Collectively working to sustainably retain cultural heritage has high priority in international cultural policy. The Netherlands and South Africa recently agreed upon a collective policy framework. The treaty will be signed soon. The formal cooperation between Sri Lanka and the Netherlands celebrates its first birthday in April.
‘Our cooperation in retaining and managing our collective cultural heritage focuses on strengthening cultural and historical awareness in Sri Lanka, saving valuable art treasures and cultural expressions, and deepening the cultural relations between the Netherlands and Sri Lanka,’ says Sanne Kaasjager, cultural attaché to the Dutch embassy in Colombo. The initiative for the bilateral cultural programme dates from 1999, when the governments of the two countries established the Mutual Heritage Centre (MHC). The cooperation adopted a more formal nature when the policy framework was signed in April of last year.
For the time being, the MHC exists on paper only. ‘The executive committee meets once each calendar quarter. All of the organisations involved attend these meetings, including the embassy,’ according to Kaasjager. ‘During the form we discuss current heritage matters and make work agreements. Hopefully they will be able to give the MHC physical content as well here. The necessary technical assistance is available now, but soon the MHC will have only itself to rely on.’

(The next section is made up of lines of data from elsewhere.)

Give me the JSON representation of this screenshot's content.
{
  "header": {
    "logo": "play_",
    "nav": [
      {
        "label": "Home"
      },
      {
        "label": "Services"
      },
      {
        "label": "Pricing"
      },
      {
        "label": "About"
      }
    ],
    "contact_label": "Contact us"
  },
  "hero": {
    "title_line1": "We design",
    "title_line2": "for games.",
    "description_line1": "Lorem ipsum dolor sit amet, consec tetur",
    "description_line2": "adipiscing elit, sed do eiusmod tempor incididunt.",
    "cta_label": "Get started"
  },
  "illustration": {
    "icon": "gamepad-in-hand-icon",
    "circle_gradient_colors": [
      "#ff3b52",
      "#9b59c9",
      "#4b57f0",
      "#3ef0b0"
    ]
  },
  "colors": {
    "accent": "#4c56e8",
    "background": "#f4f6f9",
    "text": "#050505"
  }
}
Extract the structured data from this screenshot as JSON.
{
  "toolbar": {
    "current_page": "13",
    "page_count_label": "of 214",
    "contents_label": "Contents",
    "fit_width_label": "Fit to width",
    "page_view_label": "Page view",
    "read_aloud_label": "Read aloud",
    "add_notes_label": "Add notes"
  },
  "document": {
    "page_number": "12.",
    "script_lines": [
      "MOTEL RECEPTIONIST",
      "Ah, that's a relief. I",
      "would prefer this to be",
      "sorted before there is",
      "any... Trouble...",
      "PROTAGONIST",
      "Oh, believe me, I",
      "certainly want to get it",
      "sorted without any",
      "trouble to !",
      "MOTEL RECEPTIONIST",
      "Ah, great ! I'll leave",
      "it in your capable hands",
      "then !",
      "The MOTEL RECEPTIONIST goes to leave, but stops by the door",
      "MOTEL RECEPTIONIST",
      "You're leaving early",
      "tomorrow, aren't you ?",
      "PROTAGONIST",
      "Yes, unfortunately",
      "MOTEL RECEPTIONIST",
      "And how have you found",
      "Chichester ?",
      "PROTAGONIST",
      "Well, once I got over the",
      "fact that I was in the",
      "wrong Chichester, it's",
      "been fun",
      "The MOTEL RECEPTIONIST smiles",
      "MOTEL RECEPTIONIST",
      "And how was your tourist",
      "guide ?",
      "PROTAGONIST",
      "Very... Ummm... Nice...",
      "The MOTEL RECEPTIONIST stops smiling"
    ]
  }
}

Sri Lanka and the Netherlands focus their cooperation on four sectors: constructed heritage, museums, archives and maritime archaeology. ‘The projects we are doing in the city of Galle in Sri Lanka are undoubtedly the most valuable,’ Kaasjager believes. ‘The renovation of the Dutch Reformed Church there, for example. With its relative simplicity, it has proven to be an effective contribution, in both aesthetic and technical terms.’ Another project is the digging and conservation of the VOC ship De Avondster, which sank in the harbour of Galle in 1659. This work will be concluded at the end of this year. ‘That project is unique in terms of its size (0.7 million euros) and because of the enormous international allure it has acquired over the course of time.’
The Dutch government is currently discussing a similar policy with the authorities in Ghana, which the parties hope to sign in the course of this year. Surinam was the first country with which the Netherlands decided to cooperate in terms of retaining collective cultural heritage. The Dutch government has also identified - in addition to South Africa and Sri Lanka - India, Indonesia and the Russian Federation as countries with top priority.